Yesterday I threw myself a bit of a pity party before I went to the Awards Party with my book club girls, and as part of it, I watched a scene from my favorite Disney movie, Dumbo. It was the scene when Dumbo goes to visit his mother in the cell and she sings “Baby Mine.”
Afterwards, I thought about why, given my state of being, would I choose a song I knew would make me cry, and the only thought that came to mind was that it also gives me some sort of feeling of belonging. Somehow, I feel like Dumbo.
The fact that it is my favorite Disney movie is something my mother has often said doesn’t make sense to her.
Well, a good friend of mine once pointed out that I also really enjoy The Jungle Book (the Rudyard Kipling book, NOT the Disney version), and that it’s because both deal with being separated from one’s mother. I identify with them, and being ostracized for being different. Mowgli isn’t one of the pack, Dumbo looks different, but in the end both of them are able to rise above their differences (somewhat literally in the case of Dumbo) and become the star of the show.
He thinks (and I do, too) that I identify with both of these characters because I am adopted and don’t look like my family, and in many ways don’t think or act like them. Dumbo was essentially raised by that little mouse, Timothy Q. Mouse (at least for the duration of the movie, and then later as his manager), and Mowgli was raised by wolves (literally). Not that my family is comprised of animals, but we are in a lot of ways fundamentally different.
I’ve always known I was adopted. Both my parents are glow-in-the-dark white, and I look like everything from Indian to Greek, to Puerto Rican, to Egyptian, even biracial. I’m racially ambiguous. So there’s not a lot of hope keeping it a secret that I’m not biologically theirs. I’ve known for a long time that I was adopted.
But they didn’t use the word “adopted.” Instead they said:
“We went to the hospital and we picked you.”
Yeah, no pressure there. To be chosen only means that you can be unchosen! I spoke about this before, when I first discussed the Nature vs. Nurture debate. I spoke about how my mother says “I’m proud of you” instead of “I love you.” Add to that the feeling of being something picked out, like you pick out a car, and things get a little more muddled. Add the fact that my father feels about cars like most women feel about shoes, and you might begin to see why I have a slight abandonment issue…
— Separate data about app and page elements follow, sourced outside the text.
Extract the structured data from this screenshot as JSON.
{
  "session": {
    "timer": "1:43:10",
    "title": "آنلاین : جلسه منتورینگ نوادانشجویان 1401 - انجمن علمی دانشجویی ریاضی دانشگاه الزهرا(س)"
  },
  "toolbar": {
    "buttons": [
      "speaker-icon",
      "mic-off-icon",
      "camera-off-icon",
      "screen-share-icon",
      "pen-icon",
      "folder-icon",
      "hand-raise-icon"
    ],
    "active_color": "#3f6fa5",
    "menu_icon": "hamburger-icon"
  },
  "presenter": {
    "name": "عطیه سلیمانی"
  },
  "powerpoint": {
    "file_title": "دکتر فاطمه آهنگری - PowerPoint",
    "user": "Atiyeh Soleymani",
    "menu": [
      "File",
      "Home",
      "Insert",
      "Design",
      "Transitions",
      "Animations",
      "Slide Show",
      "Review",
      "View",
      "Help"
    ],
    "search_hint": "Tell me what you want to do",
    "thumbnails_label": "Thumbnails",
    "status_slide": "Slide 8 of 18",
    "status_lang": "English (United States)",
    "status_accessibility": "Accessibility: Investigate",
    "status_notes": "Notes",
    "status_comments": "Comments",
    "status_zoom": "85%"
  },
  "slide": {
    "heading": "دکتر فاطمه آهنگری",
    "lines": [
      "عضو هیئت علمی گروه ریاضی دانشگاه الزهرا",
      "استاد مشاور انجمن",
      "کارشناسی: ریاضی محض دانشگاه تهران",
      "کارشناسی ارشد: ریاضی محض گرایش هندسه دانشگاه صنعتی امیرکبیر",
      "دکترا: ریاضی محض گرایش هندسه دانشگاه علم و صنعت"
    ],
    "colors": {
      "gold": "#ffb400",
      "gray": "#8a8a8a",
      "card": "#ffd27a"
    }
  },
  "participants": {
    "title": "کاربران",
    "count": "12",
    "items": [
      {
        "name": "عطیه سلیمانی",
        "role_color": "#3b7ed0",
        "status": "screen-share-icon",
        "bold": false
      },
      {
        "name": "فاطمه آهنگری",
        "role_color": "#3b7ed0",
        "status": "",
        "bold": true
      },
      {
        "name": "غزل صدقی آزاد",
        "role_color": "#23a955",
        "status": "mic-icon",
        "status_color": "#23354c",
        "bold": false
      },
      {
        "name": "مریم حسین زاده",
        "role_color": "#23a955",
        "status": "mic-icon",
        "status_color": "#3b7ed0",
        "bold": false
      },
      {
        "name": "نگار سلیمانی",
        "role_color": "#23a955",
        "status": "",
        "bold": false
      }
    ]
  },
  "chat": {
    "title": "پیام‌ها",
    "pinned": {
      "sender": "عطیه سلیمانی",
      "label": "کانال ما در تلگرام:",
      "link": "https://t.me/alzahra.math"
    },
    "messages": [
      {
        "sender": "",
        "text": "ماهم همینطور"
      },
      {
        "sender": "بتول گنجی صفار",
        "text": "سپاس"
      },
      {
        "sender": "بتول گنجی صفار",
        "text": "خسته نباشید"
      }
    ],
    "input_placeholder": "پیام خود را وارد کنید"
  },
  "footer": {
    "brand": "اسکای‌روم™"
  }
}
Unlike Dumbo, I don’t get the happy reunion with my birth mother.
I’ve never looked, and maybe if I did, I’d find her waiting for me filled with the same fear, but the key is that she wasn’t there. There was no crying for her when I was growing up, and not much wondering about her now that I’m an adult. Just the nagging feeling that I don’t fit where I currently am, and that somehow I’m not worthy of anyone’s love.
I mean, after all, if the woman who gave birth to me didn’t want me, why would anyone want me?
It’s irrational, I know, but it’s pretty deeply ingrained in my psyche. I’m trying to remove it, but I’ve learned that there are very few people who truly understand me, and they often disappear from my life as soon as they realize how much work I am.
I am unintentionally high maintenance…
I don’t need expensive gifts, or to be around all the time, but I do need constant affirmation that I am wanted, and desired. A lot of guys misinterpret this need as me moving too fast and becoming attached. I’m not attached, I just need to know that he considers me worthy, so I don’t wonder if he’s going to up and disappear.
It means that any competition, even imaginary competition (as in fantasies), have the potential of damaging my calm and making me feel like I have to work harder, or be around more. This is something that is seemingly an easy fix. In theory, if a guy asks me to come over of his own volition, or reassures me that he wants to see me when I ask if he’s sure that it’s ok for me to come over or do XYZ, then I’m calm again.
So, is there a way to fix it when the guy who I’m seeing (or was, I’m still waiting to see if he’ll accept my apology) thinks that those reassurances are more intimate than he’s ready to be?
It means I have to find my own inner calm. I have to be willing to “hear” how he says he cares. I have to adjust and keep adjusting.
But he’s worth it.